other: A slightly decreased breathing rate was observed in one male and one female at the final observation time during exposure. No other abnormalities were noted either during or exposure or during the observation period.
Body weight:
Overall body weight gain in males was considered to be within normal limits for animals of this strain and age. Overall body weight gain in females was considered to be low (Table 1).
Gross pathology:
Red/pink discolouration of the lungs was observed in two females. One petechia was found in a male, which is occasionally observed in non-treated control animals.
Other findings:
No other findings were reported.

Mean body weights (g) of male and female rats

 

Day 0

Day 7

Day 14

Males

 

 

 

mean

307.9

315.7

328.6

sd

15.4

16.0

16.8

 

 

 

 

Females

 

 

 

mean

207.6

209.1

212.8

sd

15.3

15.5

14.2

Interpretation of results:
GHS criteria not met
Conclusions:
The 4-hour acute inhalation LC50 of calcium fluoride was greater than 5.07 g/m3 for both sexes.
Executive summary:

The acute inhalation toxicity of calcium fluoride was studied by nose-only exposure of one group of five male and five female rats for a 4 hour period. The test atmosphere contained calcium fluoride dust (MMAD 2.8 um) at the limit concentration of 5.07 g/m3. After exposure the animals were kept for a 14-day observation period, then necropsied. Treatment-related effects seen during exposure were limited to a slightly decreased breathing rate in two animals. No further abnormalities were detected during after exposure or during the 14 day observation period. A low overall body weight gain was seen in females. At necropsy, treatment related macroscopic changes were limited to red/pink discolouration of the lungs in two females. The 4-hour LC50 value of an aerosol of calcium fluoride was found to be greater than 5.07 g/m3 for both sexes under the conditions of this study.

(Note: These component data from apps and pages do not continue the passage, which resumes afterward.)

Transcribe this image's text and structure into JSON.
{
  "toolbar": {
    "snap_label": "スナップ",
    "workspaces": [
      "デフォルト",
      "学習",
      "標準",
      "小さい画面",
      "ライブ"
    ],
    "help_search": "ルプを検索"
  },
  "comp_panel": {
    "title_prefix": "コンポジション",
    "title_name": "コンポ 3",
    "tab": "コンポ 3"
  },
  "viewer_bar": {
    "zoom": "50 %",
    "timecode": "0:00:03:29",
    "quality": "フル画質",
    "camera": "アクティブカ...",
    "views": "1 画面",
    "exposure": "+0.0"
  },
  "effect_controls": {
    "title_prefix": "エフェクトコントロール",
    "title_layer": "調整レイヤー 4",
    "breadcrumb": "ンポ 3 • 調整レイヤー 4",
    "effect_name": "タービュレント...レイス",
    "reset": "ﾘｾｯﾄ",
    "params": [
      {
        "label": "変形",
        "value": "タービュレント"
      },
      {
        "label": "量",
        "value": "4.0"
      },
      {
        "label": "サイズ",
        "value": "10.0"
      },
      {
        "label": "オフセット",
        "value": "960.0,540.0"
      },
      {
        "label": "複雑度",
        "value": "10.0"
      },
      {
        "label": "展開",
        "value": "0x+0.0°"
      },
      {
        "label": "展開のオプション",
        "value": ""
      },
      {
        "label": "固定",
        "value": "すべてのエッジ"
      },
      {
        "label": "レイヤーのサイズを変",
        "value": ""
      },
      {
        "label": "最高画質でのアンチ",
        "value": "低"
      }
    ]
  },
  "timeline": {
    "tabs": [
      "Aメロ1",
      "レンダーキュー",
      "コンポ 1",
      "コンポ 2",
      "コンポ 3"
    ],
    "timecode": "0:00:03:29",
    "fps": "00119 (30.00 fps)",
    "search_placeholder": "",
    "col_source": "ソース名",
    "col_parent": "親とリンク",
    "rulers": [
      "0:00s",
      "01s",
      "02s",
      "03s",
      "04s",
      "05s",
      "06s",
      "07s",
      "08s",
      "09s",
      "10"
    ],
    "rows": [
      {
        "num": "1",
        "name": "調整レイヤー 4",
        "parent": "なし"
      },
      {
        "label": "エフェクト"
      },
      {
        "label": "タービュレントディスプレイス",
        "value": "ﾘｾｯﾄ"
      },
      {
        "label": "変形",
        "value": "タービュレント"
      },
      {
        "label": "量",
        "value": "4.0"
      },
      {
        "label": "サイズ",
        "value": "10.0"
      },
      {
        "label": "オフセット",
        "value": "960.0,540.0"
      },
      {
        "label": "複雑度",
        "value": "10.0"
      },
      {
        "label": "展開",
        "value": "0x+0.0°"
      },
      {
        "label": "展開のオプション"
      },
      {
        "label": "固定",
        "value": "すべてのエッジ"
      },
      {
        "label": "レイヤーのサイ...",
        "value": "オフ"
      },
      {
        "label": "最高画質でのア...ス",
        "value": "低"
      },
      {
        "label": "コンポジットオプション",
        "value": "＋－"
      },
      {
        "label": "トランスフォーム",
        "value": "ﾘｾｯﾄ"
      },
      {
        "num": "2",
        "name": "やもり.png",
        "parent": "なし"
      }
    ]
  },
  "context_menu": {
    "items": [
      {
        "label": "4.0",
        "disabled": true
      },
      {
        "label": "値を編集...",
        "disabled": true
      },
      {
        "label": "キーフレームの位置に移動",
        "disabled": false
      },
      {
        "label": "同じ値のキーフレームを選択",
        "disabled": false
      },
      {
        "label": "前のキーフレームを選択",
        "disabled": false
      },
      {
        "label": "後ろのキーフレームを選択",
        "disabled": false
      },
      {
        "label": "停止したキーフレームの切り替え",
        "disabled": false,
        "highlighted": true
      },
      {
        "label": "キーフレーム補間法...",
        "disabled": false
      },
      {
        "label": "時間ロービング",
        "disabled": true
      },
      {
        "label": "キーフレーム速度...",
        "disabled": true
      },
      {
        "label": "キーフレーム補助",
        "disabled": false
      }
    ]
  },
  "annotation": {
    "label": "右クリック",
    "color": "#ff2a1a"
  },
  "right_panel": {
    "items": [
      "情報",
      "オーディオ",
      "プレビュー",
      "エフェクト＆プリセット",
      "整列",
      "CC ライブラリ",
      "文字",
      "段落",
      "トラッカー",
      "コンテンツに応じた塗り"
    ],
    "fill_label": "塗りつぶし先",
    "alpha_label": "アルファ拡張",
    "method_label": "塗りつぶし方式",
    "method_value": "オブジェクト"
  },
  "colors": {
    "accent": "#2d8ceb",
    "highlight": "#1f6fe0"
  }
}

Endpoint conclusion
Endpoint conclusion:
no adverse effect observed
Dose descriptor:
LC50
Value:
5 070 mg/m³
Quality of whole database:
Reliable limit dose study completed in accordance with current test guidelines.

Acute toxicity: via dermal route

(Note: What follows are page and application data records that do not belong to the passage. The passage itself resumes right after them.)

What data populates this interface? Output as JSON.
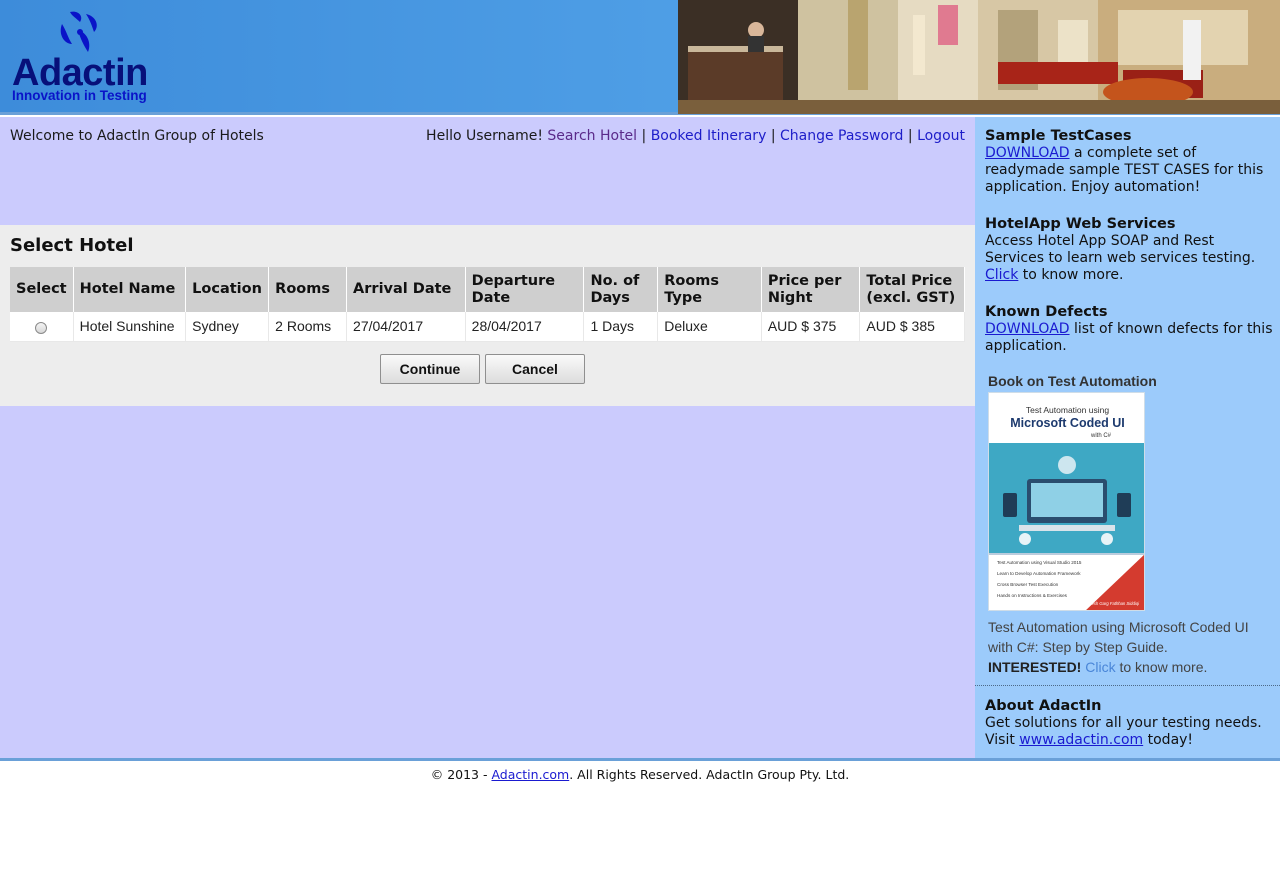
{
  "header": {
    "logo_word": "Adactin",
    "logo_tagline": "Innovation in Testing"
  },
  "welcome": "Welcome to AdactIn Group of Hotels",
  "nav": {
    "greeting": "Hello Username!",
    "links": [
      "Search Hotel",
      "Booked Itinerary",
      "Change Password",
      "Logout"
    ],
    "separator": "|"
  },
  "select_hotel": {
    "title": "Select Hotel",
    "columns": [
      "Select",
      "Hotel Name",
      "Location",
      "Rooms",
      "Arrival Date",
      "Departure Date",
      "No. of Days",
      "Rooms Type",
      "Price per Night",
      "Total Price (excl. GST)"
    ],
    "rows": [
      {
        "hotel_name": "Hotel Sunshine",
        "location": "Sydney",
        "rooms": "2 Rooms",
        "arrival_date": "27/04/2017",
        "departure_date": "28/04/2017",
        "days": "1 Days",
        "rooms_type": "Deluxe",
        "price_per_night": "AUD $ 375",
        "total_price": "AUD $ 385",
        "selected": false
      }
    ],
    "continue_label": "Continue",
    "cancel_label": "Cancel"
  },
  "sidebar": {
    "testcases": {
      "title": "Sample TestCases",
      "link": "DOWNLOAD",
      "text": " a complete set of readymade sample TEST CASES for this application. Enjoy automation!"
    },
    "webservices": {
      "title": "HotelApp Web Services",
      "text": "Access Hotel App SOAP and Rest Services to learn web services testing.",
      "link": "Click",
      "text_after": " to know more."
    },
    "defects": {
      "title": "Known Defects",
      "link": "DOWNLOAD",
      "text": " list of known defects for this application."
    },
    "book": {
      "title": "Book on Test Automation",
      "cover_line1": "Test Automation using",
      "cover_line2": "Microsoft Coded UI",
      "cover_line3": "with C#",
      "cover_bullets": [
        "Test Automation using Visual Studio 2015",
        "Learn to Develop Automation Framework",
        "Cross Browser Test Execution",
        "Hands on Instructions & Exercises"
      ],
      "cover_authors": "Navneesh Garg  Fathhan Siddiqi",
      "description": "Test Automation using Microsoft Coded UI with C#: Step by Step Guide.",
      "interested": "INTERESTED!",
      "link": "Click",
      "text_after": " to know more."
    },
    "about": {
      "title": "About AdactIn",
      "text": "Get solutions for all your testing needs. Visit ",
      "link": "www.adactin.com",
      "text_after": " today!"
    }
  },
  "footer": {
    "prefix": "© 2013 - ",
    "link": "Adactin.com",
    "suffix": ". All Rights Reserved. AdactIn Group Pty. Ltd."
  }
}
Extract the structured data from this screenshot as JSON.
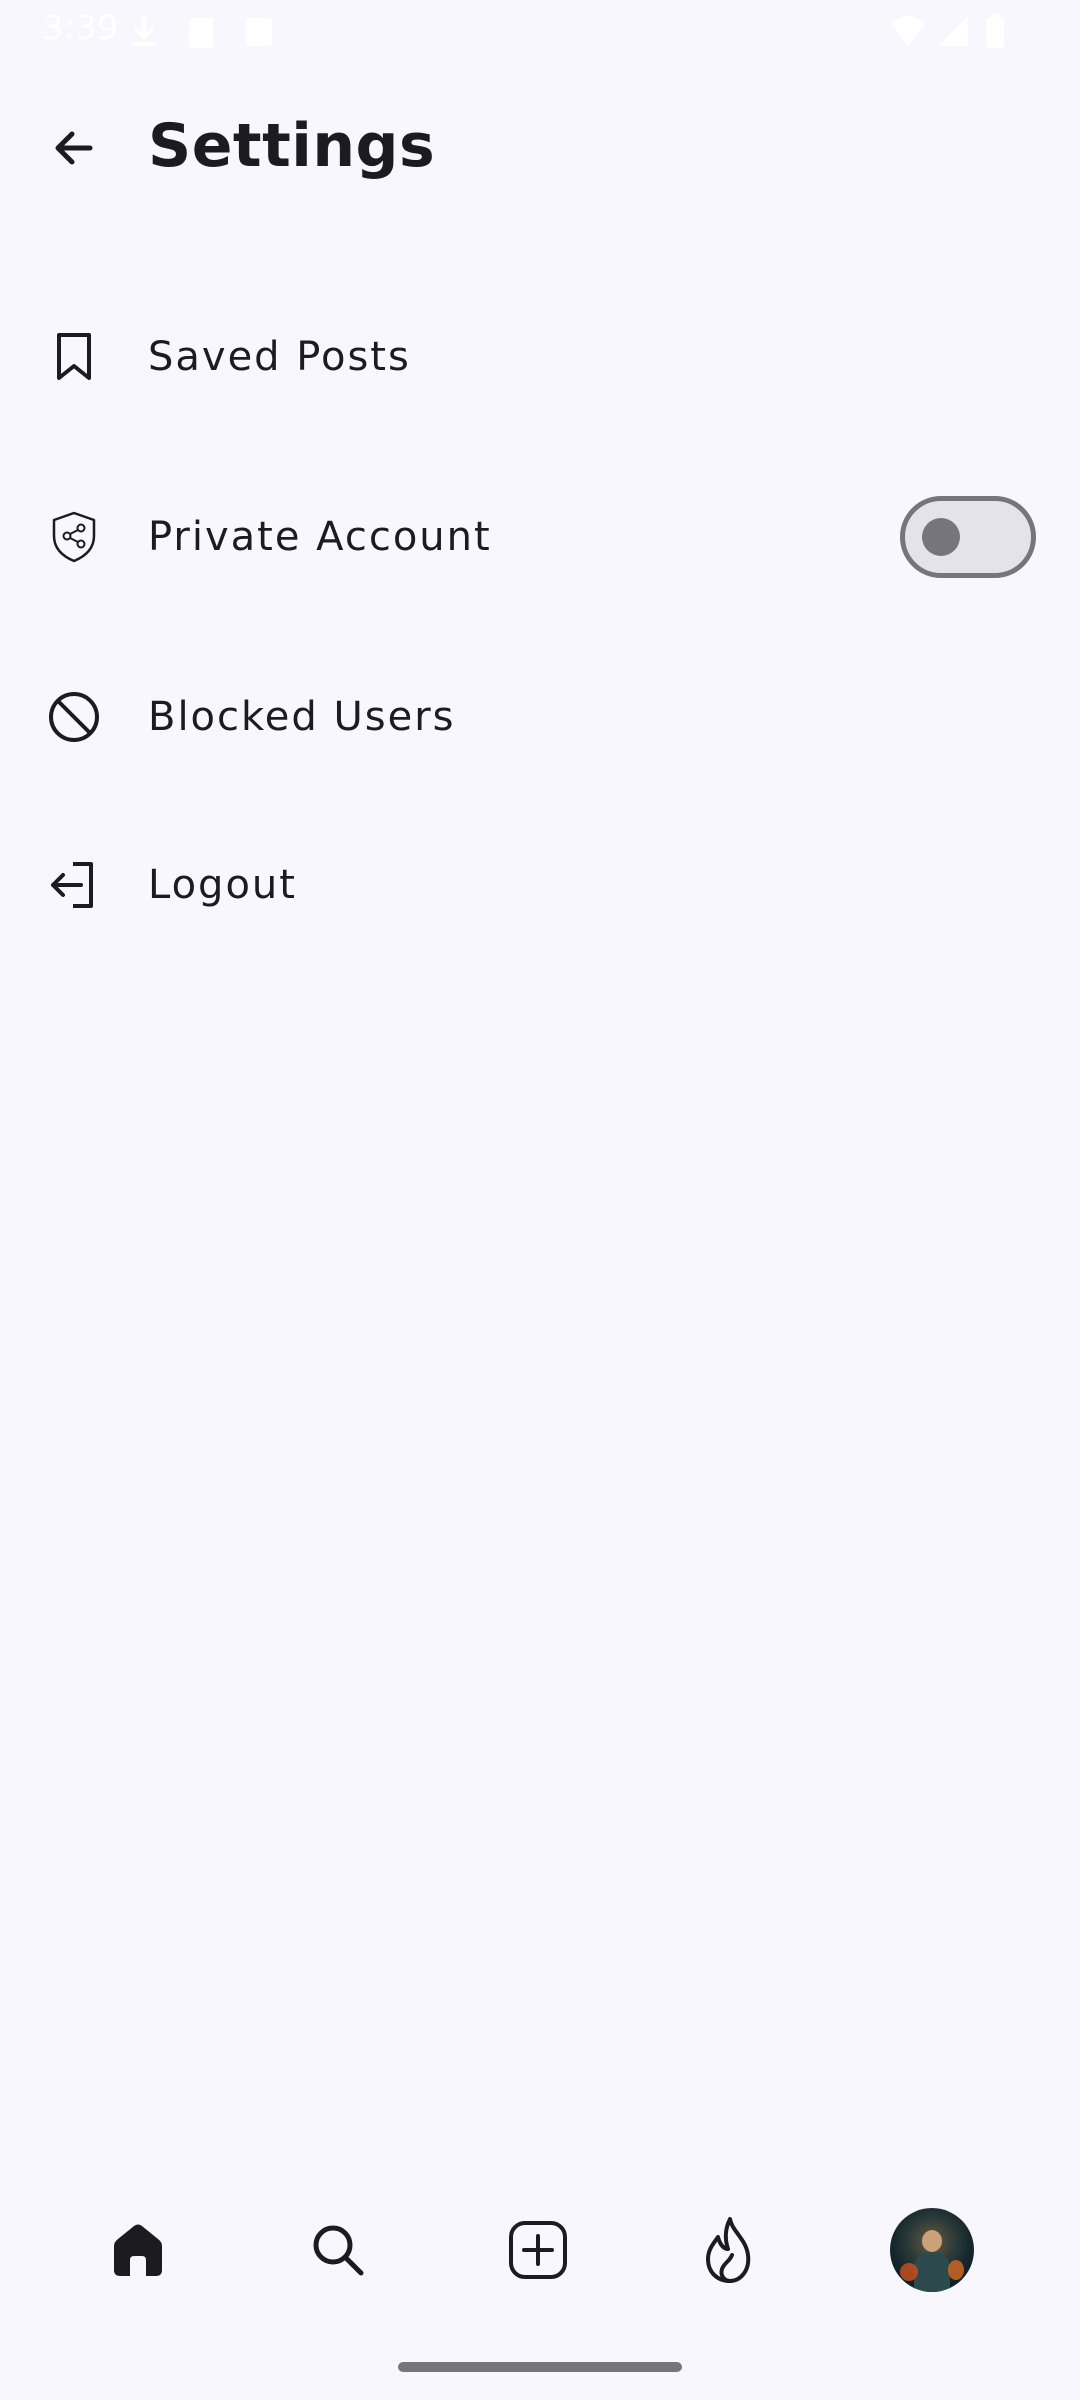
{
  "status_bar": {
    "time": "3:39",
    "icons": [
      "download-icon",
      "clipboard-icon",
      "a-icon",
      "wifi-icon",
      "signal-icon",
      "battery-icon"
    ]
  },
  "header": {
    "title": "Settings",
    "back_icon": "arrow-left-icon"
  },
  "settings": {
    "items": [
      {
        "label": "Saved Posts",
        "icon": "bookmark-icon"
      },
      {
        "label": "Private Account",
        "icon": "shield-share-icon",
        "toggle": {
          "on": false
        }
      },
      {
        "label": "Blocked Users",
        "icon": "block-icon"
      },
      {
        "label": "Logout",
        "icon": "logout-icon"
      }
    ]
  },
  "bottom_nav": {
    "items": [
      {
        "name": "home",
        "icon": "home-icon",
        "active": true
      },
      {
        "name": "search",
        "icon": "search-icon"
      },
      {
        "name": "create",
        "icon": "add-square-icon"
      },
      {
        "name": "trending",
        "icon": "flame-icon"
      },
      {
        "name": "profile",
        "icon": "avatar"
      }
    ]
  },
  "colors": {
    "background": "#f8f7fd",
    "text": "#1c1b20",
    "toggle_track": "#e4e2ea",
    "toggle_outline": "#76757c"
  }
}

Endpoint conclusion
Endpoint conclusion:
no study available

Additional information

Acute oral toxicity:

Three studies are available in which the acute oral toxicity of calcium difluoride is assessed. The key study (Cords & Lammer, 2010) was performed in 2010 in accordance with GLP and the applicable OECD guideline. The study concludes that the oral LD50 of calcium difluoride in rats is > 2000 mg CaF2/kg bw/d.

Two older studies (Tarasenko, 1977 and Simonin, 1937) yield and oral LD50 of 4250 mg CaF2/kg bw in rats, and an oral LD50 > 5000 mg CaF2/kg bw in guinea pigs.

The dossier furthermore includes a number of studies on the read-across source substances sodium fluoride (NaF). Sodium fluoride is found to have an oral LD50 of 223 mg NaF/kg bw in rats, which would correspond to an oral LD50 of 207 mg CaF2/kg bw for calcium fluoride.

Please refer to the read-across justificaiton for a comparisson of the tox properties of the read-across source and target substances.

Acute dermal toxicity

No studies are available that examine the acute dermal toxicity of calcium difluoride.

Acute inhalation toxicity

One study is available in which the acute inhalation toxicity of calcium difluoride is assessed. The study (Mommers, 2002) was performed in accordance with GLP and the applicable OECD guideline. The study concludes that the inhalation LC50 of CaF2is 5070 mg CaF2/m3.

Please refer to the read-across justificaiton for a comparisson of the tox properties of the read-across source and target substances.

Acute toxicity, other routes: intraperitoneal:

One study is available in which the acute toxicity of calcium difluoride is assessed upon intraperitoneal injection. The corresponding LD50 was found to be 2778 mg CaF2/kg bw.

Conclusion:

The substance is of low acute toxicity by the oral, inhalation and intraperitoneal routes and low acute dermal toxicity can be reliably predicted.

Justification for classification or non-classification

The substance is of low acute toxicity by the oral, inhalation and intraperitoneal routes and low acute dermal toxicity can be reliably predicted. No classification is proposed for acute toxicity according to the CLP regulation (1272/2008/EC).